START Given records

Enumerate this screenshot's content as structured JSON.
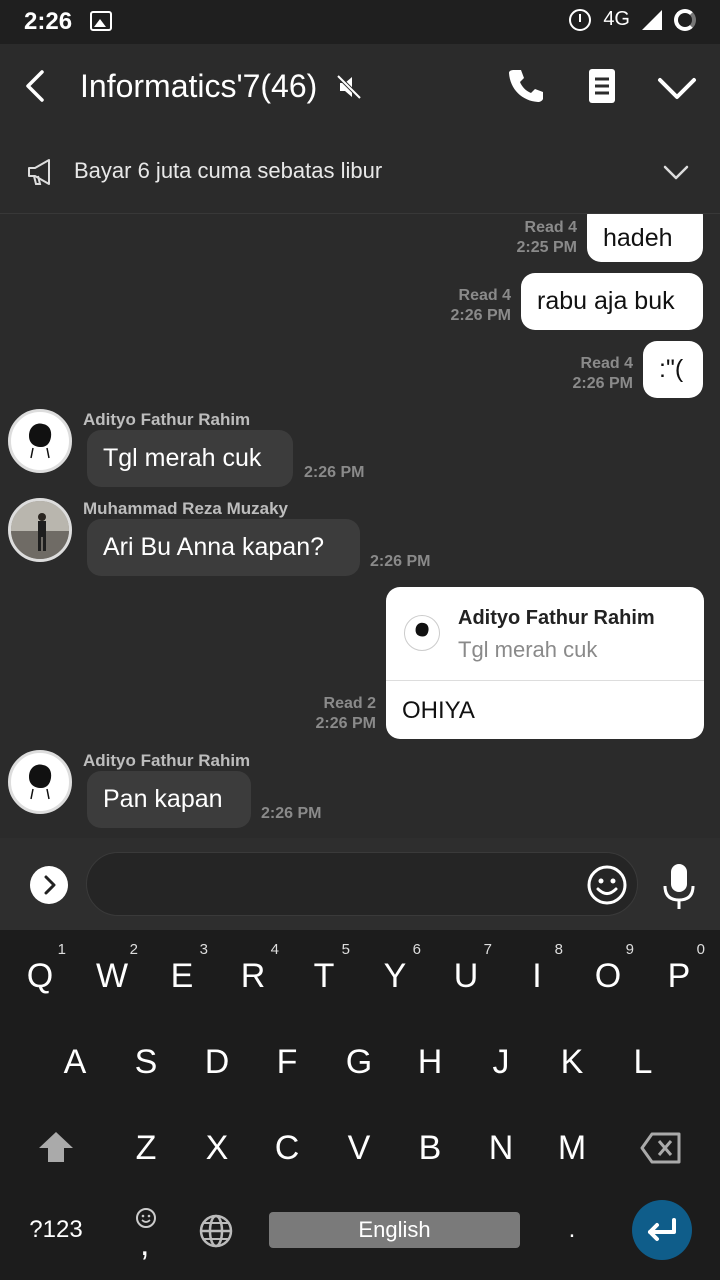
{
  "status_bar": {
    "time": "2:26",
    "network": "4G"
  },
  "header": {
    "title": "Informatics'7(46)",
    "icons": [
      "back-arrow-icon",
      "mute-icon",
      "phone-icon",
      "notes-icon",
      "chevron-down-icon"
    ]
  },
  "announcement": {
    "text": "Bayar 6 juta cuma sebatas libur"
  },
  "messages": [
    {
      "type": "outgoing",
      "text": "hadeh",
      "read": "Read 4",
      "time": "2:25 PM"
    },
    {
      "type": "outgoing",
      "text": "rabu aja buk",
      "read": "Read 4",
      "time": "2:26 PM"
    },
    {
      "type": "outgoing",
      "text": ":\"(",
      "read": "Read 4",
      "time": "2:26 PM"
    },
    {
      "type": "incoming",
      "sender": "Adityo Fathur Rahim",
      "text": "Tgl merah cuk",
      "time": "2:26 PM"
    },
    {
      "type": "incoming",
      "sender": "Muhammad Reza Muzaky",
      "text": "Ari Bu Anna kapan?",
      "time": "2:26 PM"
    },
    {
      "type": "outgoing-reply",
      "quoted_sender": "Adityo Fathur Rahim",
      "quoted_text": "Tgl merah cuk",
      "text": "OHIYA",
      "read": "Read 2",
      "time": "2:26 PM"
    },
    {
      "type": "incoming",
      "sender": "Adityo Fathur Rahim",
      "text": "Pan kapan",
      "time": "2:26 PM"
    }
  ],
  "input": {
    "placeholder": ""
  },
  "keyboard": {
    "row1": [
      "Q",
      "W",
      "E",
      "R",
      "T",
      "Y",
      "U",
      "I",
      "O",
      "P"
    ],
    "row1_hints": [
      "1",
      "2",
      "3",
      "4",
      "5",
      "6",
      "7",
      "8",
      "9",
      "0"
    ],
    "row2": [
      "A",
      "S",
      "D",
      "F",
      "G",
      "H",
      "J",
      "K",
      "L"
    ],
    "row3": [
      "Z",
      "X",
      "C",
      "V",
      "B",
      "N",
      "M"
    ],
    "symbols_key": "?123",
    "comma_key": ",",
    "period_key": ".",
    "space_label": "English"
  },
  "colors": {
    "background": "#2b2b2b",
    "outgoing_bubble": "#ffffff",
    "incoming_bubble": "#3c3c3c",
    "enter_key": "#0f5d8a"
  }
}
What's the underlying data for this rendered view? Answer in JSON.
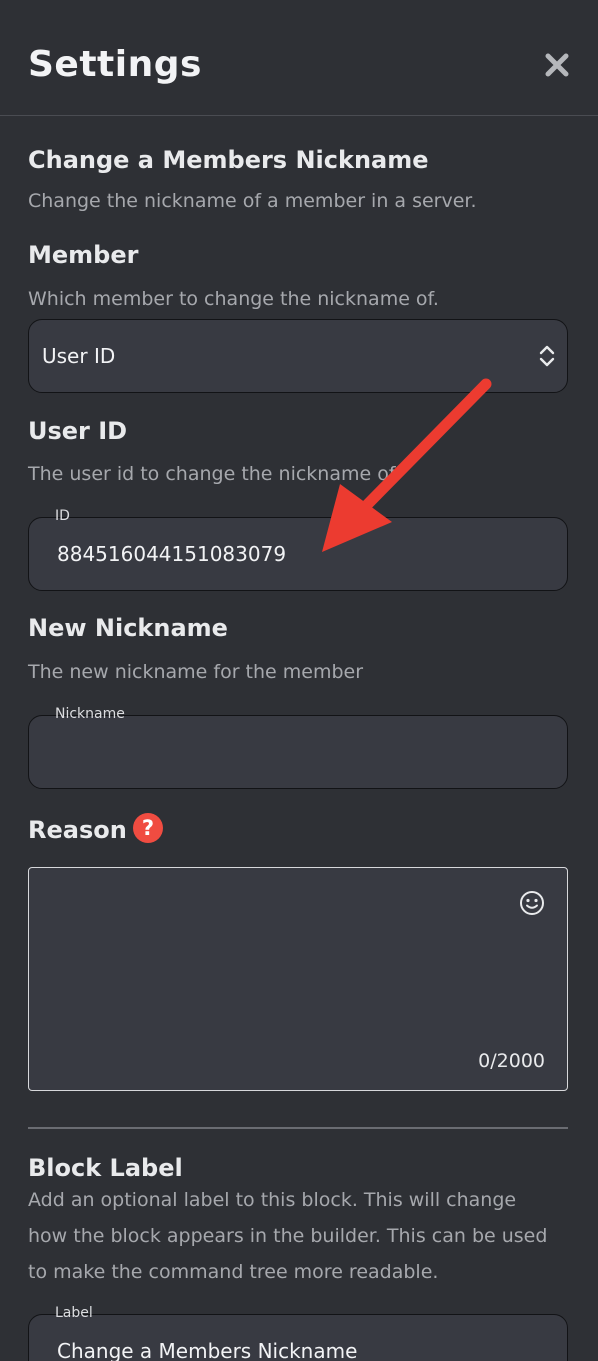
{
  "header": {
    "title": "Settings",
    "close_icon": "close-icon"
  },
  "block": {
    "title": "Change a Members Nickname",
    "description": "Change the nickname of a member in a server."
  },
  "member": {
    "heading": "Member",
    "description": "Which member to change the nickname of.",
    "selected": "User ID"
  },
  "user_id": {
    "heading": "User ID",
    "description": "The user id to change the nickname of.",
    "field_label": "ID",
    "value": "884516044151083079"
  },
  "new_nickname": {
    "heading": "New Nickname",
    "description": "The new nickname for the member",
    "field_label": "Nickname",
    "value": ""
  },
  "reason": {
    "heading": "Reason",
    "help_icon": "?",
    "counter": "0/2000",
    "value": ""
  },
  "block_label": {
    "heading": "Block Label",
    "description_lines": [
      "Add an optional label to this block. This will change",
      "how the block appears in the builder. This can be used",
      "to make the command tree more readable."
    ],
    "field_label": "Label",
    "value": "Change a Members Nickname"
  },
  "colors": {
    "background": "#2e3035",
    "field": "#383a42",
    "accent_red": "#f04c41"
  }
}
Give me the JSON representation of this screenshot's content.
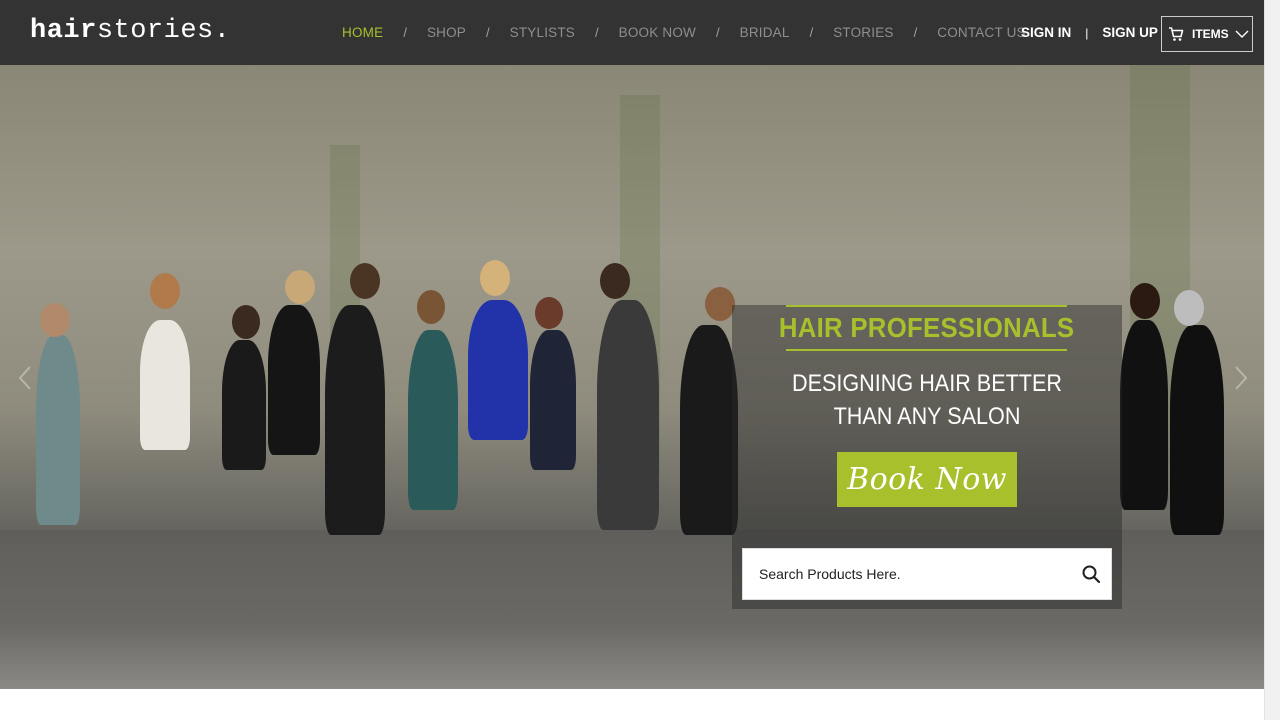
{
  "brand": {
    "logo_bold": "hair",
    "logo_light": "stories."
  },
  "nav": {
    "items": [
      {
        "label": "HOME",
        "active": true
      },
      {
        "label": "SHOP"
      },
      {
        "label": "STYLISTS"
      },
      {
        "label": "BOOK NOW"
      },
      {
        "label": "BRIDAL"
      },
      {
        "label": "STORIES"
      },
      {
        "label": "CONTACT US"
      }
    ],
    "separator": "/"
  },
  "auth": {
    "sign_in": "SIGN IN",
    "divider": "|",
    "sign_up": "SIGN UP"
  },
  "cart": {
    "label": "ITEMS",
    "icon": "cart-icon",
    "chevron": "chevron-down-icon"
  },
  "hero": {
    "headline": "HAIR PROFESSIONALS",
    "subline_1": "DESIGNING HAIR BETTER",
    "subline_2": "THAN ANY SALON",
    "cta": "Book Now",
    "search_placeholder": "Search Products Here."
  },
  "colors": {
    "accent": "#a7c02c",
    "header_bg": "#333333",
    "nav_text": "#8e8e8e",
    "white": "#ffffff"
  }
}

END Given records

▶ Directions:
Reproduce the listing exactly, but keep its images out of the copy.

▶ Output for this task:
Enumerate this screenshot's content as structured JSON.
{
  "status_bar": {
    "time": "2:26",
    "network": "4G"
  },
  "header": {
    "title": "Informatics'7(46)",
    "icons": [
      "back-arrow-icon",
      "mute-icon",
      "phone-icon",
      "notes-icon",
      "chevron-down-icon"
    ]
  },
  "announcement": {
    "text": "Bayar 6 juta cuma sebatas libur"
  },
  "messages": [
    {
      "type": "outgoing",
      "text": "hadeh",
      "read": "Read 4",
      "time": "2:25 PM"
    },
    {
      "type": "outgoing",
      "text": "rabu aja buk",
      "read": "Read 4",
      "time": "2:26 PM"
    },
    {
      "type": "outgoing",
      "text": ":\"(",
      "read": "Read 4",
      "time": "2:26 PM"
    },
    {
      "type": "incoming",
      "sender": "Adityo Fathur Rahim",
      "text": "Tgl merah cuk",
      "time": "2:26 PM"
    },
    {
      "type": "incoming",
      "sender": "Muhammad Reza Muzaky",
      "text": "Ari Bu Anna kapan?",
      "time": "2:26 PM"
    },
    {
      "type": "outgoing-reply",
      "quoted_sender": "Adityo Fathur Rahim",
      "quoted_text": "Tgl merah cuk",
      "text": "OHIYA",
      "read": "Read 2",
      "time": "2:26 PM"
    },
    {
      "type": "incoming",
      "sender": "Adityo Fathur Rahim",
      "text": "Pan kapan",
      "time": "2:26 PM"
    }
  ],
  "input": {
    "placeholder": ""
  },
  "keyboard": {
    "row1": [
      "Q",
      "W",
      "E",
      "R",
      "T",
      "Y",
      "U",
      "I",
      "O",
      "P"
    ],
    "row1_hints": [
      "1",
      "2",
      "3",
      "4",
      "5",
      "6",
      "7",
      "8",
      "9",
      "0"
    ],
    "row2": [
      "A",
      "S",
      "D",
      "F",
      "G",
      "H",
      "J",
      "K",
      "L"
    ],
    "row3": [
      "Z",
      "X",
      "C",
      "V",
      "B",
      "N",
      "M"
    ],
    "symbols_key": "?123",
    "comma_key": ",",
    "period_key": ".",
    "space_label": "English"
  },
  "colors": {
    "background": "#2b2b2b",
    "outgoing_bubble": "#ffffff",
    "incoming_bubble": "#3c3c3c",
    "enter_key": "#0f5d8a"
  }
}
What's the underlying data for this rendered view? Answer in JSON.
{
  "header": {
    "title": "Settings",
    "close_icon": "close-icon"
  },
  "block": {
    "title": "Change a Members Nickname",
    "description": "Change the nickname of a member in a server."
  },
  "member": {
    "heading": "Member",
    "description": "Which member to change the nickname of.",
    "selected": "User ID"
  },
  "user_id": {
    "heading": "User ID",
    "description": "The user id to change the nickname of.",
    "field_label": "ID",
    "value": "884516044151083079"
  },
  "new_nickname": {
    "heading": "New Nickname",
    "description": "The new nickname for the member",
    "field_label": "Nickname",
    "value": ""
  },
  "reason": {
    "heading": "Reason",
    "help_icon": "?",
    "counter": "0/2000",
    "value": ""
  },
  "block_label": {
    "heading": "Block Label",
    "description_lines": [
      "Add an optional label to this block. This will change",
      "how the block appears in the builder. This can be used",
      "to make the command tree more readable."
    ],
    "field_label": "Label",
    "value": "Change a Members Nickname"
  },
  "colors": {
    "background": "#2e3035",
    "field": "#383a42",
    "accent_red": "#f04c41"
  }
}
Give me the JSON representation of this screenshot's content.
{
  "brand": {
    "logo_bold": "hair",
    "logo_light": "stories."
  },
  "nav": {
    "items": [
      {
        "label": "HOME",
        "active": true
      },
      {
        "label": "SHOP"
      },
      {
        "label": "STYLISTS"
      },
      {
        "label": "BOOK NOW"
      },
      {
        "label": "BRIDAL"
      },
      {
        "label": "STORIES"
      },
      {
        "label": "CONTACT US"
      }
    ],
    "separator": "/"
  },
  "auth": {
    "sign_in": "SIGN IN",
    "divider": "|",
    "sign_up": "SIGN UP"
  },
  "cart": {
    "label": "ITEMS",
    "icon": "cart-icon",
    "chevron": "chevron-down-icon"
  },
  "hero": {
    "headline": "HAIR PROFESSIONALS",
    "subline_1": "DESIGNING HAIR BETTER",
    "subline_2": "THAN ANY SALON",
    "cta": "Book Now",
    "search_placeholder": "Search Products Here."
  },
  "colors": {
    "accent": "#a7c02c",
    "header_bg": "#333333",
    "nav_text": "#8e8e8e",
    "white": "#ffffff"
  }
}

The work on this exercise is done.